How come blue is the color of melancholy?

 Today my study of Bluets has led me home –

Edvard Munch, Melankoli (Melancholy), oil on canvas, 1892 © National Gallery, Oslo

As with many of Edvard Munch‘s works, “Melancholy” appears in several different versions and techniques. (His repeated use of the same concepts has made it difficult to identify some works due to the lack of precise descriptions). The “Melancholy” composition began as a pastel drawing of 1891, and was painted between 1891 and 1892 (in painting the compositions are also known as “The Yellow Boat”, “Evening and “Jealousy) . A first woodcut version made in 1896 had the foreground figure on the left, and only the faintest indication of the figures on the pier.

The main figure is said to represent the writer Jappe Nielsen, who suffers for his hopeless love of Oda Krogh, pictured with her newly-married husband, Christian, on the pier.

Oda with friend and lover, the poet Jappe Nilssen in 1891

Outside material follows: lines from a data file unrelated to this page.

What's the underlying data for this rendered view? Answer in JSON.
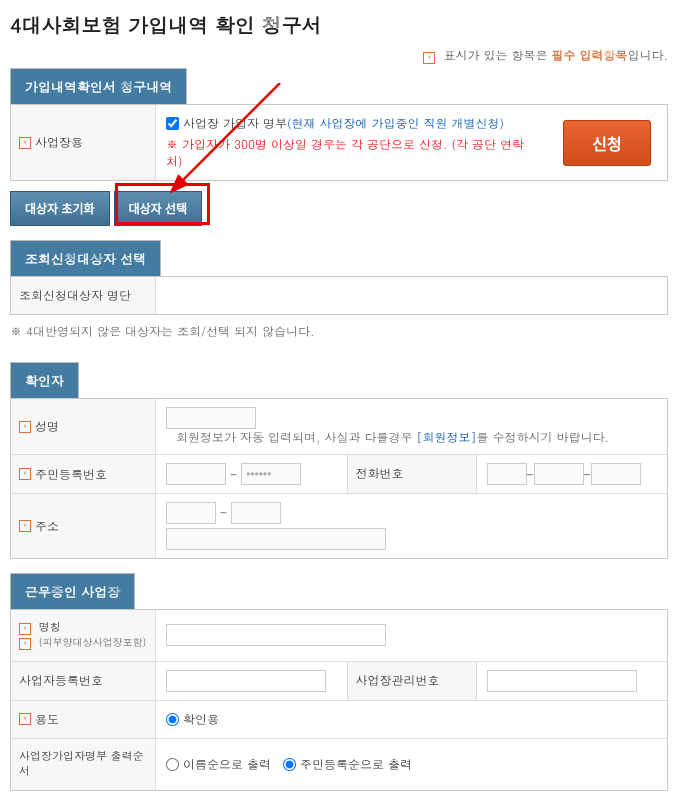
{
  "page_title": "4대사회보험 가입내역 확인 청구서",
  "required_note": {
    "prefix": "표시가 있는 항목은 ",
    "required_word": "필수 입력항목",
    "suffix": "입니다."
  },
  "section1": {
    "tab": "가입내역확인서 청구내역",
    "biz_type_label": "사업장용",
    "checkbox_label": "사업장 가입자 명부",
    "checkbox_desc": "(현재 사업장에 가입중인 직원 개별신청)",
    "warning": "※ 가입자가 300명 이상일 경우는 각 공단으로 신청. (각 공단 연락처)",
    "apply_btn": "신청"
  },
  "tabs": {
    "reset": "대상자 초기화",
    "select": "대상자 선택"
  },
  "section2": {
    "tab": "조회신청대상자 선택",
    "list_label": "조회신청대상자 명단"
  },
  "note": "※ 4대반영되지 않은 대상자는 조회/선택 되지 않습니다.",
  "section3": {
    "tab": "확인자",
    "name_label": "성명",
    "name_info_prefix": "회원정보가 자동 입력되며, 사실과 다를경우 ",
    "name_info_link": "[회원정보]",
    "name_info_suffix": "를 수정하시기 바랍니다.",
    "rrn_label": "주민등록번호",
    "phone_label": "전화번호",
    "addr_label": "주소"
  },
  "section4": {
    "tab": "근무중인 사업장",
    "name_label": "명칭",
    "sub_label": "(피부양대상사업장포함)",
    "regno_label": "사업자등록번호",
    "mgmtno_label": "사업장관리번호",
    "purpose_label": "용도",
    "purpose_value": "확인용",
    "order_label": "사업장가입자명부 출력순서",
    "order_opt1": "이름순으로 출력",
    "order_opt2": "주민등록순으로 출력"
  }
}
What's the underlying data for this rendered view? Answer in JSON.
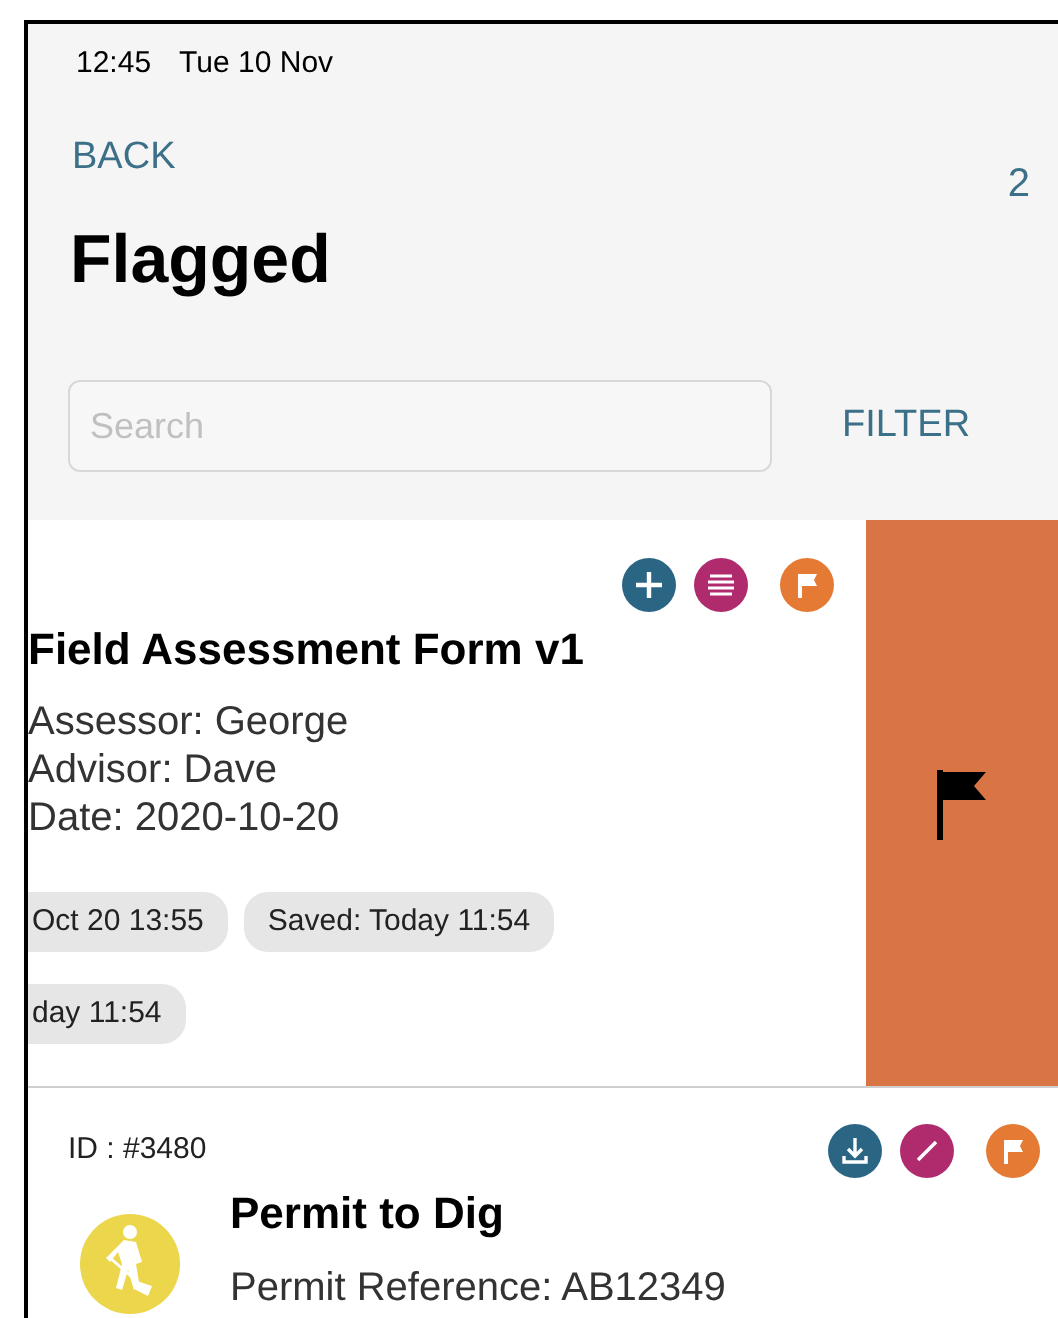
{
  "status_bar": {
    "time": "12:45",
    "date": "Tue 10 Nov"
  },
  "nav": {
    "back": "BACK",
    "count": "2"
  },
  "title": "Flagged",
  "search": {
    "placeholder": "Search"
  },
  "filter": "FILTER",
  "items": [
    {
      "swiped": true,
      "swipe_action": {
        "kind": "flag"
      },
      "actions": [
        {
          "kind": "add"
        },
        {
          "kind": "list"
        },
        {
          "kind": "flag"
        }
      ],
      "title": "Field Assessment Form v1",
      "details": [
        "Assessor: George",
        "Advisor: Dave",
        "Date: 2020-10-20"
      ],
      "chips": [
        "Oct 20 13:55",
        "Saved: Today 11:54",
        "day 11:54"
      ]
    },
    {
      "swiped": false,
      "id": "ID : #3480",
      "actions": [
        {
          "kind": "download"
        },
        {
          "kind": "edit"
        },
        {
          "kind": "flag"
        }
      ],
      "avatar": {
        "kind": "digger"
      },
      "title": "Permit to Dig",
      "details": [
        "Permit Reference: AB12349"
      ]
    }
  ]
}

The melancholy seen in the pictures of Munch seems to be rather grave, and to me Jappe Nilssen looks more than sad. But traditionally there is a difference between melancholy and depression. Wordsworth put it like this: Melancholy (…) is a luxurious gloom, of choice. According to Jacky Bowring, unlike depression we choose to be melancholic, paradoxically deriving pleasure from feeling faintly sad.

I wonder what’s the case in Bluets,
is feeling blue a kind of choice?

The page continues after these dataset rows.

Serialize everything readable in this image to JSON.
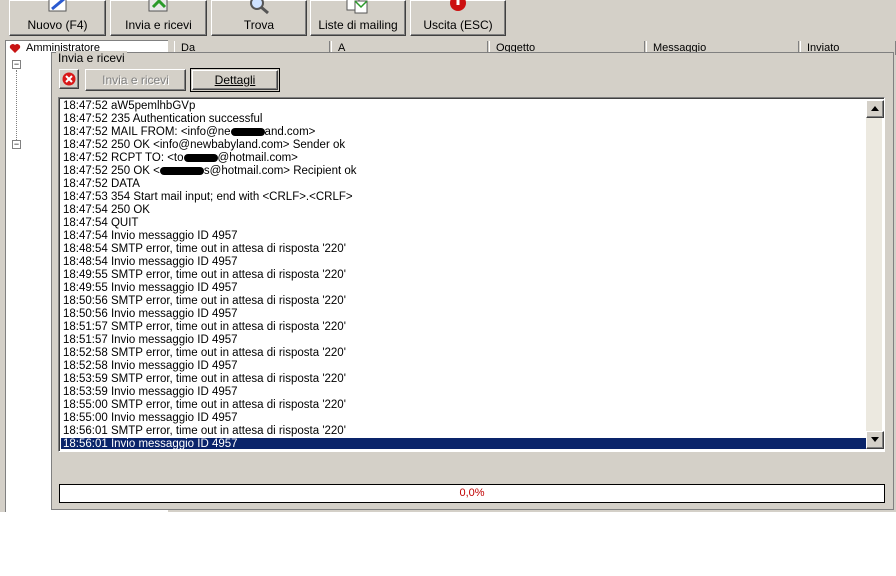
{
  "toolbar": {
    "new_label": "Nuovo (F4)",
    "sendrecv_label": "Invia e ricevi",
    "find_label": "Trova",
    "mailing_label": "Liste di mailing",
    "exit_label": "Uscita (ESC)"
  },
  "tree": {
    "root_label": "Amministratore"
  },
  "list_columns": [
    "Da",
    "A",
    "Oggetto",
    "Messaggio",
    "Inviato"
  ],
  "dialog": {
    "title": "Invia e ricevi",
    "send_button": "Invia e ricevi",
    "details_button": "Dettagli",
    "progress_text": "0,0%"
  },
  "log": [
    {
      "time": "18:47:52",
      "pre": "aW5pemlhbGVp",
      "post": ""
    },
    {
      "time": "18:47:52",
      "pre": "235 Authentication successful",
      "post": ""
    },
    {
      "time": "18:47:52",
      "pre": "MAIL FROM: <info@ne",
      "post": "and.com>"
    },
    {
      "time": "18:47:52",
      "pre": "250 OK <info@newbabyland.com> Sender ok",
      "post": ""
    },
    {
      "time": "18:47:52",
      "pre": "RCPT TO: <to",
      "post": "@hotmail.com>"
    },
    {
      "time": "18:47:52",
      "pre": "250 OK <",
      "post": "s@hotmail.com> Recipient ok"
    },
    {
      "time": "18:47:52",
      "pre": "DATA",
      "post": ""
    },
    {
      "time": "18:47:53",
      "pre": "354 Start mail input; end with <CRLF>.<CRLF>",
      "post": ""
    },
    {
      "time": "18:47:54",
      "pre": "250 OK",
      "post": ""
    },
    {
      "time": "18:47:54",
      "pre": "QUIT",
      "post": ""
    },
    {
      "time": "18:47:54",
      "pre": "Invio messaggio ID 4957",
      "post": ""
    },
    {
      "time": "18:48:54",
      "pre": "SMTP error, time out in attesa di risposta '220'",
      "post": ""
    },
    {
      "time": "18:48:54",
      "pre": "Invio messaggio ID 4957",
      "post": ""
    },
    {
      "time": "18:49:55",
      "pre": "SMTP error, time out in attesa di risposta '220'",
      "post": ""
    },
    {
      "time": "18:49:55",
      "pre": "Invio messaggio ID 4957",
      "post": ""
    },
    {
      "time": "18:50:56",
      "pre": "SMTP error, time out in attesa di risposta '220'",
      "post": ""
    },
    {
      "time": "18:50:56",
      "pre": "Invio messaggio ID 4957",
      "post": ""
    },
    {
      "time": "18:51:57",
      "pre": "SMTP error, time out in attesa di risposta '220'",
      "post": ""
    },
    {
      "time": "18:51:57",
      "pre": "Invio messaggio ID 4957",
      "post": ""
    },
    {
      "time": "18:52:58",
      "pre": "SMTP error, time out in attesa di risposta '220'",
      "post": ""
    },
    {
      "time": "18:52:58",
      "pre": "Invio messaggio ID 4957",
      "post": ""
    },
    {
      "time": "18:53:59",
      "pre": "SMTP error, time out in attesa di risposta '220'",
      "post": ""
    },
    {
      "time": "18:53:59",
      "pre": "Invio messaggio ID 4957",
      "post": ""
    },
    {
      "time": "18:55:00",
      "pre": "SMTP error, time out in attesa di risposta '220'",
      "post": ""
    },
    {
      "time": "18:55:00",
      "pre": "Invio messaggio ID 4957",
      "post": ""
    },
    {
      "time": "18:56:01",
      "pre": "SMTP error, time out in attesa di risposta '220'",
      "post": ""
    },
    {
      "time": "18:56:01",
      "pre": "Invio messaggio ID 4957",
      "post": "",
      "selected": true
    }
  ],
  "colors": {
    "selection": "#0a246a",
    "progress_text": "#c00000",
    "window_face": "#d4d0c8"
  },
  "icons": [
    "new-message-icon",
    "send-receive-icon",
    "find-icon",
    "mailing-list-icon",
    "exit-icon",
    "close-icon",
    "heart-icon"
  ]
}
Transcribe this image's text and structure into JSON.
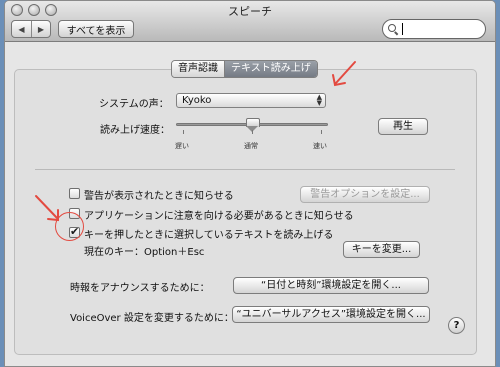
{
  "window": {
    "title": "スピーチ"
  },
  "toolbar": {
    "back_glyph": "◀",
    "forward_glyph": "▶",
    "show_all": "すべてを表示"
  },
  "search": {
    "value": "",
    "placeholder": ""
  },
  "tabs": [
    {
      "label": "音声認識",
      "active": false
    },
    {
      "label": "テキスト読み上げ",
      "active": true
    }
  ],
  "tts": {
    "voice_label": "システムの声：",
    "voice_value": "Kyoko",
    "rate_label": "読み上げ速度：",
    "rate_min": "遅い",
    "rate_mid": "通常",
    "rate_max": "速い",
    "play_button": "再生"
  },
  "options": {
    "alert_label": "警告が表示されたときに知らせる",
    "alert_checked": false,
    "alert_button": "警告オプションを設定...",
    "app_label": "アプリケーションに注意を向ける必要があるときに知らせる",
    "app_checked": false,
    "key_label": "キーを押したときに選択しているテキストを読み上げる",
    "key_checked": true,
    "current_key": "現在のキー：Option＋Esc",
    "change_key_button": "キーを変更..."
  },
  "clock": {
    "label": "時報をアナウンスするために：",
    "button": "“日付と時刻”環境設定を開く..."
  },
  "voiceover": {
    "label": "VoiceOver 設定を変更するために：",
    "button": "“ユニバーサルアクセス”環境設定を開く..."
  },
  "help": {
    "glyph": "?"
  },
  "colors": {
    "annotation": "#e34a40",
    "window_bg": "#e6e6e6",
    "active_tab": "#7d838c"
  }
}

5 Comments Add yours

  1. dianajhale says:

    Some of my favourite paintings – I enjoy melancholy but I agree these look more than that!

  2. KM Huber says:

    Apropo of nothing, Sigrun, wanted to ask if you are familiar with the Icelandic writer Sjon? Recently heard him discuss his work, and I thought of you when he talked about Skugga-Baldur (The Blue Fox) – Bjartur 2003. I am hoping to locate some of his work.

    1. Sigrun says:

      Dear Karen,
      all I know is that Sjón (Sigurjón B. Sigurðsson) received the Nordic Councils’s Literature Prize for his novella Skugga-Baldur (The Blue Fox) in 2005 – and that he is well known for different kinds of creative work. Love to hear what you think of his literature!

  3. Rio says:

    I have found that depression takes all the “juice” out of colours, and so the qualities that blue is associated with are not appreciated.
    Feeling “blue” is something that can be very resortative, causing us to reflect and to withdraw from activity. It is a time when we can acknowledge what is otherwise difficult to process, like a failed romance.
    Depression is not restorative. It may at first appear to be the same but it is an illness that takes a heavy toll on the sufferer and those who love them.

    1. Sigrun says:

      Agree, there really is no need to romanticize depression. Melancholy as a luxurious gloom, of choice – sure have to be something else than depression.

Leave a Reply

Fill in your details below or click an icon to log in: Logo

You are commenting using your account. Log Out /  Change )

Facebook photo

You are commenting using your Facebook account. Log Out /  Change )

Connecting to %s

This site uses Akismet to reduce spam. Learn how your comment data is processed.